So the signs and symptoms, how
to recognize this? Well, it's not hard.
First of all, you don't see the
whites of their eyes anymore.
What you see here is a very
injected, very erythematous,
very prominent vessels within the
eyes, because there's inflammation.
Not only we've seen that injection,
that redness, which looks angry and hot.
We're also getting increased
exudate or transudate of fluids,
so there will be excessive tearing.
The hyperemia is very prominent with the injection of
the vessels, it has that so-called "pink eye" appearance,
and because we're getting edema,
it's not just increased vascular dilation,
it's also increased vascular permeability.
That vascular permeability has edema
and the edema has no place to go except
making the eyelids swell or even making the
conjunctiva swell, so the eyes can look puffy.
With the inflammation of the conjunctiva, the
pupillary, the iris apparatus tends to be dilated
so there's mydriasis, that means that
if you walk into a very bright situation,
all that light coming through an open
pupil, you might squint or kind of withdraw.
Nevertheless, the pupils are normally light reactive.
They will eventually accommodate with miosis.
There will also be, in general, normal visual acuity.
However, if there is a significant
exudate or fluid over the surface of the eye,
that can impact how well you see.
There will clearly be an itching or
burning or foreign body sensation in the eye.
This is driven by the inflammatory mediators.
And depending on the nature of the infection
or in the virus versus the bacterial case,
There will be a discharge in a crust formation.
The crust is typically indicative of
having the transudate neutrophils
that are sitting there on now the
surface of the eye,
and as they die or as they get
dehydrated, they form a crust.
Not too appetizing.
You will also have some other
local manifestations of conjunctivitis
because the external portions of the eyes,
the eyelids and the extraocular structures
drain their inflammatory cells,
excess fluid, inflammatory cells
into the draining lymph nodes.
You may have lymphadenopathy that involves
the preauricular nodes or the submandibular nodes.
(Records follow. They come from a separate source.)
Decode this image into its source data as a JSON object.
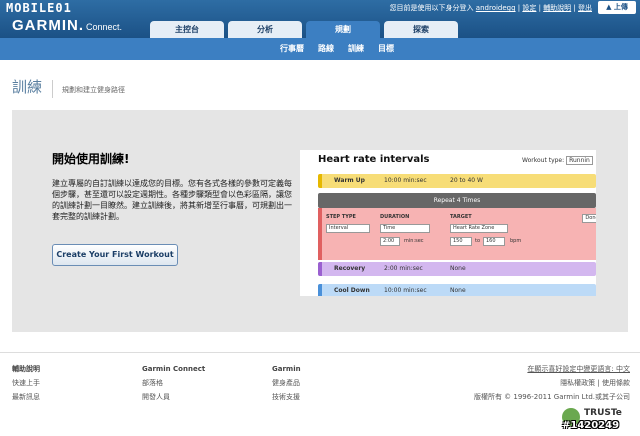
{
  "brand": {
    "watermark_top": "MOBILE01",
    "name": "GARMIN.",
    "sub": "Connect."
  },
  "userbar": {
    "prefix": "您目前是使用以下身分登入",
    "username": "androidegg",
    "settings": "設定",
    "help": "輔助說明",
    "logout": "登出",
    "upload": "上傳"
  },
  "tabs": [
    {
      "label": "主控台"
    },
    {
      "label": "分析"
    },
    {
      "label": "規劃"
    },
    {
      "label": "探索"
    }
  ],
  "subnav": [
    {
      "label": "行事曆"
    },
    {
      "label": "路線"
    },
    {
      "label": "訓練"
    },
    {
      "label": "目標"
    }
  ],
  "page": {
    "title": "訓練",
    "subtitle": "規劃和建立健身路徑"
  },
  "panel": {
    "heading": "開始使用訓練!",
    "body": "建立專屬的自訂訓練以達成您的目標。您有各式各樣的參數可定義每個步驟，甚至還可以設定週期性。各種步驟類型會以色彩區隔，讓您的訓練計劃一目瞭然。建立訓練後，將其新增至行事曆，可規劃出一套完整的訓練計劃。",
    "cta": "Create Your First Workout"
  },
  "preview": {
    "title": "Heart rate intervals",
    "workout_type_label": "Workout type:",
    "workout_type_value": "Runnin",
    "warm_label": "Warm Up",
    "warm_duration": "10:00 min:sec",
    "warm_target": "20 to 40 W",
    "repeat_label": "Repeat 4 Times",
    "step_type_label": "STEP TYPE",
    "duration_label": "DURATION",
    "target_label": "TARGET",
    "step_type_value": "Interval",
    "duration_value": "Time",
    "target_value": "Heart Rate Zone",
    "duration_input": "2:00",
    "duration_unit": "min:sec",
    "target_from": "150",
    "to_word": "to",
    "target_to": "160",
    "target_unit": "bpm",
    "done": "Done",
    "recovery_label": "Recovery",
    "recovery_duration": "2:00 min:sec",
    "recovery_target": "None",
    "cool_label": "Cool Down",
    "cool_duration": "10:00 min:sec",
    "cool_target": "None"
  },
  "footer": {
    "col1": {
      "heading": "輔助說明",
      "links": [
        "快速上手",
        "最新訊息"
      ]
    },
    "col2": {
      "heading": "Garmin Connect",
      "links": [
        "部落格",
        "開發人員"
      ]
    },
    "col3": {
      "heading": "Garmin",
      "links": [
        "健身產品",
        "技術支援"
      ]
    },
    "right1": "在顯示喜好設定中變更語言: 中文",
    "right2": "隱私權政策 | 使用條款",
    "right3": "版權所有 © 1996-2011 Garmin Ltd.或其子公司",
    "truste": "TRUSTe",
    "watermark": "#1420249"
  }
}
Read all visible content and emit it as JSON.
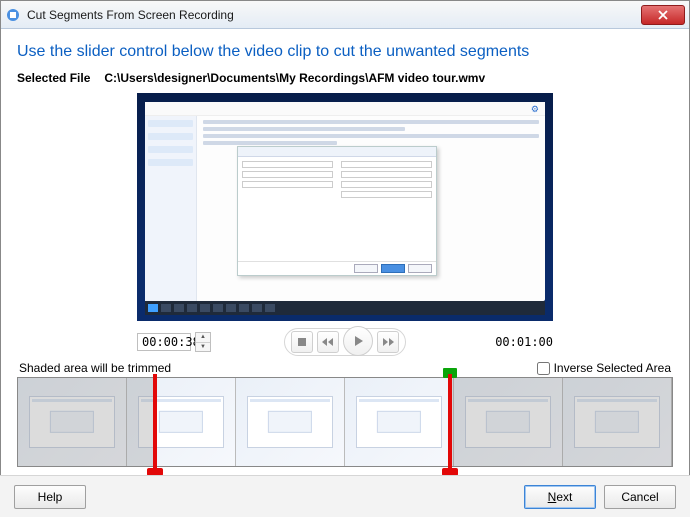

So those may be enlarged as well.
How do we treat this?
So in every case across the board, we
want to get increased fluid over the eye
to help dilute some of those inflammatory
mediators and wash away some of the evil humors
that are driving the inflammatory process.
So artificial tears are going to be an
important kind of adjunct all the way along.
In viral conjunctivitis, we
will also give antihistamines.
Antihistamines will have a net
effect of causing vasoconstriction.
So we don't have that angry redness,
but they will also diminish
the increased vascular permeability.
So antihistamine drops are very helpful
and good hygiene is really very, very critical.
It's not so much, although you can have
transmission from person to person to person,
particularly in daycare centers.
A little bit of conjunctivitis goes a long way
when little kids are poking each other in the face.
But it's also very possible that you can
go from one eye to the other eye very easily
with these infectious causes.
Bacterial conjunctivitis are
going to require topical antibiotics,
and when you see that yellow discharge in a crust,
you need to provide appropriate topical antibiotics
to go into the eye to treat the bacteria.
And it's also very highly contagious,
easily go from one eye to the next eye
and can also be transmitted from person to
person again, if you're poking each other in the eye.
We're going to do artificial tears that will help us to
wash away and dilute the potential allergens that are there.
Topical antihistamines work great if
you have an allergy anywhere else.
They work great in your eye as well
and we can give it either orally or topically.
Cold compresses because they cause vasoconstriction,
will also limit the amount of
vascular transudate and exudate.
So those can be helpful, giving
drugs that are anti-inflammatory.
So the nonsteroidal anti-inflammatory drugs,
by blocking the production of prostaglandins
that are going to be pro-inflammatory, will
be helpful, especially in allergic conjunctivitis.
And in some cases where there's severe inflammatory
infiltrates, we may have to go to the big guns
and give topical steroids.
Finally for the non-allergic conjunctivitis, remember,
this is sicca syndrome and this is Sjogren Syndrome.
Clearly, we want to provide artificial tears to
wash away as much kind of evil humors as we can.
We will also want to give anti-inflammatory
agents and particularly more systemically,
because this is largely driven as an
autoimmune process and we may in that case,
have to go to very high dose,
well, not high dose, but big gun,
such as systemic corticosteroids.
With that, we've covered the
topic of pink eye, conjunctivitis,
that inflammation of the membrane
over the surface of the eye.